The call to Matt was to serve two purposes. One, to gauge his feelings about us moving away (he and his family live 5 miles up the street in Mount Pleasant). And two, to get his thoughts regarding our decision to sell and rent. On both fronts the call was a surprise. Matt didn’t seem bothered by us moving, in fact, we felt like he welcomed the decision. Then, on the financial front, he floored me by suggesting we buy not rent. I was so certain that parking our equity in the house and renting something in Mexico was the smart thing to do. But, according to Matt, if we could find something reasonable, our money was better used buying than renting. That lit the fire!

The rest of our time in Puerto Aventuras was spent getting to know the town and its various real estate opportunities, in addition to laying on the beach and socializing with friends. We found a real estate agent we like and who seems to understand us pretty well. And though we did make an offer on a condo near the beach that seemed like a particularly good deal, our agent was pretty effective in keeping our emotions at bay, since until we sell the house we really can’t afford to buy.

Leaving Charleston

While I’m sure I’ll write a lot more about this in future posts, I just want to end this one by concluding that we’re not totally crazy. There are some very good reasons for this decision and it’s not something completely out of the blue. Though we hadn’t discussed where we’d end up, Lydia and I had both been operating under the assumption that we’d eventually have to sell our house. Eventually, we’d need to use the equity that had built up over 18 years in one of the hottest markets in the country. And as our California friends say, if you’re going to sell you pretty much have to leave. So we knew that this was coming, probably in a couple of years. Also, Maya, even without lung cancer, wasn’t going to be around too much longer, and her departure would be one less tie to this place. Finally, we both wanted to fully retire, and though Matt has done a great job with our retirement fund, it would be really hard to maintain our lifestyle on a fixed income.
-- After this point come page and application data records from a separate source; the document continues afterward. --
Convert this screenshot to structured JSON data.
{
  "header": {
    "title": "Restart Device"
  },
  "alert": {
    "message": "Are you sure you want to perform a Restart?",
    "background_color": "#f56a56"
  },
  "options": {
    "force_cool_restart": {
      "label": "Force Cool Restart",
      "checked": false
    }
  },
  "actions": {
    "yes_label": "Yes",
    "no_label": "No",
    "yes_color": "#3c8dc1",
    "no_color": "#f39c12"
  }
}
So our overall plan hasn’t changed as much as our timetable has accelerated. After 28 years in Charleston, we’re on to another adventure.

Mike PontiusComment